→ **WORK ITEM**
Taking the records line by line, how many lines contain the word "true"? Answer with the number only.

→ **SOURCE DATA**
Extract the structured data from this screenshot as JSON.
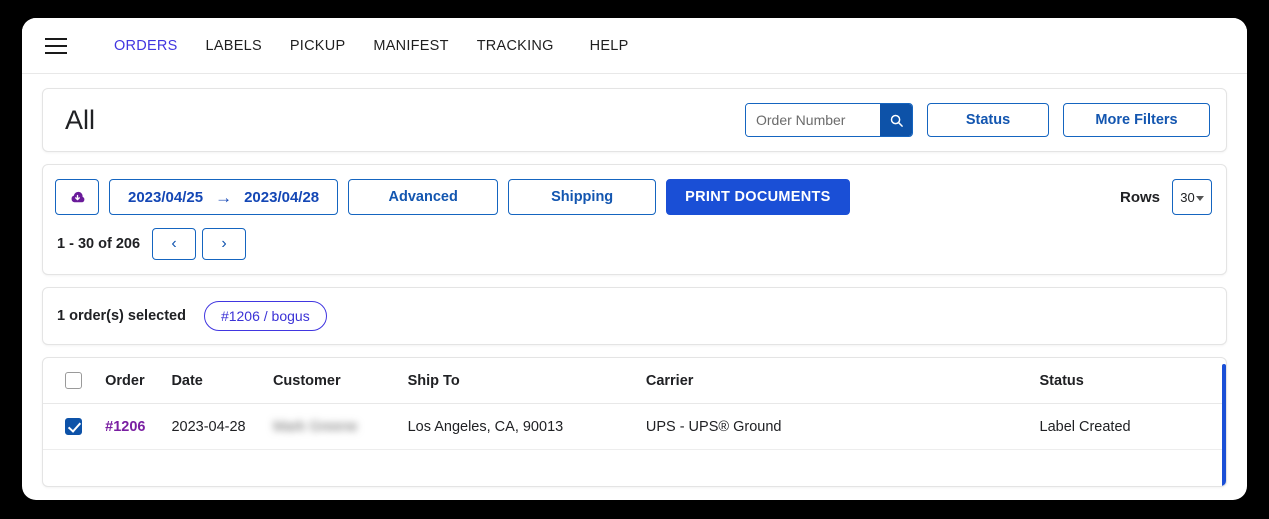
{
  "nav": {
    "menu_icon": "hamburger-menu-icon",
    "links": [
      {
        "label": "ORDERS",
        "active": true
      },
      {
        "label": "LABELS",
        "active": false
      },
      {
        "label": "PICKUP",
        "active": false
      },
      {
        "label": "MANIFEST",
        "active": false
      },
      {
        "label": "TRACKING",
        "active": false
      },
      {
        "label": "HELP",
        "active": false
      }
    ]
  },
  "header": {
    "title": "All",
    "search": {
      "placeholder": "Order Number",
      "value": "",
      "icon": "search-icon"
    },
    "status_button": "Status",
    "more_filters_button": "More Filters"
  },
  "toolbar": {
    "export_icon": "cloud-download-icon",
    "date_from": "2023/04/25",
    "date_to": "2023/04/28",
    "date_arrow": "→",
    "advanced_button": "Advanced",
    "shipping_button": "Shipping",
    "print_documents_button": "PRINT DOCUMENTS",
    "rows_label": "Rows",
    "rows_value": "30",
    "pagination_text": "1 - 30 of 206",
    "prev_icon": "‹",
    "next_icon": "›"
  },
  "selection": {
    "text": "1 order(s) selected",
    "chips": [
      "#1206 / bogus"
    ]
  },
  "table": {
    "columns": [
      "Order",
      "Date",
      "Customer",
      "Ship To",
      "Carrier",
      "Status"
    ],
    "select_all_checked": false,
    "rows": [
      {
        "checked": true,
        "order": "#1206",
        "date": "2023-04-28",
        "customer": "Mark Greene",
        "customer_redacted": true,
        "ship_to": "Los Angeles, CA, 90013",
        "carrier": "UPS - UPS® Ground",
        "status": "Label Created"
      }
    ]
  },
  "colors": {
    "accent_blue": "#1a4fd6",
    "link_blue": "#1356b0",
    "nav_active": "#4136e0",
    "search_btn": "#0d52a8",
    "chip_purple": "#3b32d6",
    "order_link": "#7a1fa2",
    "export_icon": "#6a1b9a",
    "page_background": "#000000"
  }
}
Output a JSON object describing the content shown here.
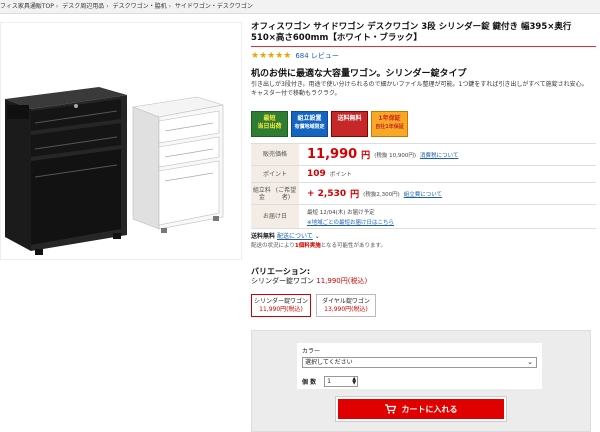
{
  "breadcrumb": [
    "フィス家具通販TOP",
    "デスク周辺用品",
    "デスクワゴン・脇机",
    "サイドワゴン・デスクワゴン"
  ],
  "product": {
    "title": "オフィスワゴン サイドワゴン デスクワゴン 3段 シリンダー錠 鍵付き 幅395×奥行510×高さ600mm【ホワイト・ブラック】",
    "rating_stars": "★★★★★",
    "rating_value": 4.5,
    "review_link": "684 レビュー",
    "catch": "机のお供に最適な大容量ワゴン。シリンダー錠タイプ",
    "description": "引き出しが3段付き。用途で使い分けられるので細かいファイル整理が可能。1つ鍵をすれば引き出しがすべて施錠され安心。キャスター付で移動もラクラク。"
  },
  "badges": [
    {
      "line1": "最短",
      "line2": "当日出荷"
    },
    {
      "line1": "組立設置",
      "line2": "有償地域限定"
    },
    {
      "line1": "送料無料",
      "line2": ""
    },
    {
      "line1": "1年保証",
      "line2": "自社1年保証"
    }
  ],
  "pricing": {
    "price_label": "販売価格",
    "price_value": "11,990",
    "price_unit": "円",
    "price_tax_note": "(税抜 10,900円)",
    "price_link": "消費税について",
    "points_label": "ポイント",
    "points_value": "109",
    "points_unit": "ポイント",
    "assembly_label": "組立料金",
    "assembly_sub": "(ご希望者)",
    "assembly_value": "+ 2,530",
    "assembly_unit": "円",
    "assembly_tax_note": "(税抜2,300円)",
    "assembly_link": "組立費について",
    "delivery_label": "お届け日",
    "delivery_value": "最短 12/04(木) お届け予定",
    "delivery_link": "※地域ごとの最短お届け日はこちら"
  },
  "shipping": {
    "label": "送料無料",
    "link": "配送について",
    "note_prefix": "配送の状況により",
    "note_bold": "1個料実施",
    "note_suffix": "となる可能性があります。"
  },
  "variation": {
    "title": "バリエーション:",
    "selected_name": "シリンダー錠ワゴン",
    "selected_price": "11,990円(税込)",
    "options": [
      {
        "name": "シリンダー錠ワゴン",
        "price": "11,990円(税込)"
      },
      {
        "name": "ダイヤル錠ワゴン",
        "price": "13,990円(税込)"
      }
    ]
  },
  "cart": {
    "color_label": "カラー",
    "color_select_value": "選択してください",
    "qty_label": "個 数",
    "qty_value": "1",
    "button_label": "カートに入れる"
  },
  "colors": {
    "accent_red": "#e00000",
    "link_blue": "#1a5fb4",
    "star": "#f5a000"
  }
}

→ **EXPECTED ANSWER**
3